This article marks my 24th for Grainews. My first article, in March of 2018, had a quote: “it’s all about buying common shares in solid companies, and holding them for a long time.” I hope you are now convinced of the validity of this approach.
Why is this simple strategy shunned by most market participants? Why does Warren Buffett fill an arena for his annual meeting, then when everyone goes home they virtually all ignore his advice and return to their trading ways? The average holding time of a publicly traded company in the U.S. was over five years in the 1970s and has declined to under eight months today. The average market participant (speculator, trader and investor) turns their portfolio completely over 1.5 times per year. The average market participant also underperforms the market by four to five per cent, achieving about half of overall market returns.
Market participants have taken to heart Mark Twain’s famous quip, “Never let the truth get in the way of a good story.” They continually ignore the facts, preferring whatever the current short-term story-line is. Currently it is about markets at all-time highs and that valuations are expensive. The first part is clearly true, but what about the second part?
Bank of Nova Scotia and other Canadian banks have fairly consistent earnings, as well as a consistent policy of paying about half their earnings as dividends, making them ideal for this illustration. Ten-year bond rates are a good indication of overall interest rates and a leading investment competitor to stocks. In 1993, Canadian 10-year bond rates were about eight per cent and BNS was paying about five per cent making BNS’s dividend rate about 0.63 of the 10-year bond rate.

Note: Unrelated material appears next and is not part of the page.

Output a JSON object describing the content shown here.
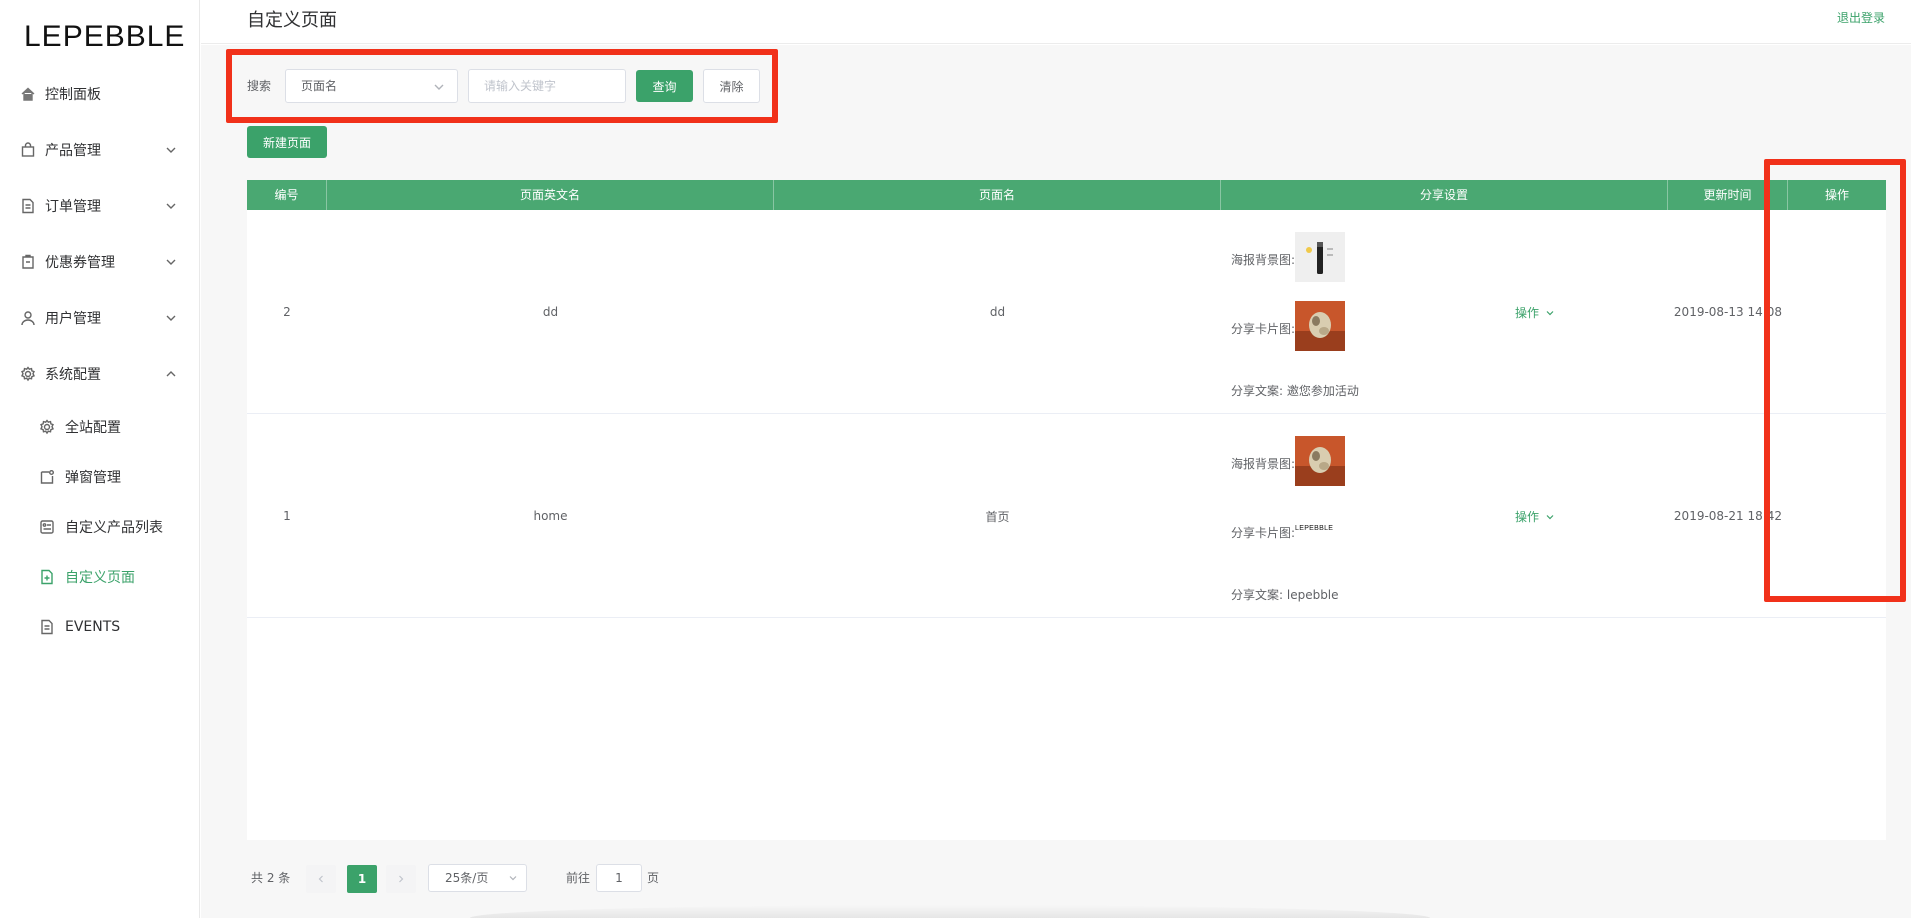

Today BNS has a dividend yield of 4.7 per cent and 10-year bonds are about 1.7 per cent. BNS is paying an income stream about 2.75 times larger than a key competitive investment product. Even though BNS is valued slightly higher than in 1992, having a slightly lower dividend yield, relative to interest rates it is valued four times better (2.75/0.63). I would sooner buy shares in a Canadian bank and collect four to five per cent dividends that have a habit of doubling every 10 to 12 years, than lend money to the bank (or government) with a two to three per cent static yield. When you deposit money in your bank account or buy a bank GIC, you are lending the bank money. When you buy a government bond you are lending to them.
Since 1963, the 10-year U.S. bond interest rate has averaged 6.2 per cent. Today it is just 2.5 per cent. Long-term average earnings yield (earnings/price) of U.S. stocks is 6.7 per cent, similar to interest rate averages. Currently the earnings yield is 4.5 per cent, indicating above-average stock valuations, but the earnings yield has not declined nearly as dramatically as interest rates (6.7 to 4.5, versus 6.2 to 2.5). Historically stocks spend one-third of their time within five per cent of all-time highs making the current situation fairly normal.
The Canadian market is cheaper. Our current average earnings yield is about 5.7 per cent and our 10-year bonds are only 1.7 per cent. Higher earnings yield and lower interest rates are indicative of a lack of confidence in our economy, but should support stocks when confidence returns.
Short-term, stocks can move unpredictably either direction, but longer-term I would argue against the story-line that stocks are expensive. Stocks might be a little more expensive than average, but interest rates are a lot cheaper than average.
As an amateur investor with a day job, I don’t have time to turn over my portfolio 1.5 times per year. That level of activity would drive me crazy. The secret to my success and sanity has been ignoring the flavour du jour and the currently touted story-lines, while picking solid companies and holding them for long periods. Have I mentioned that already?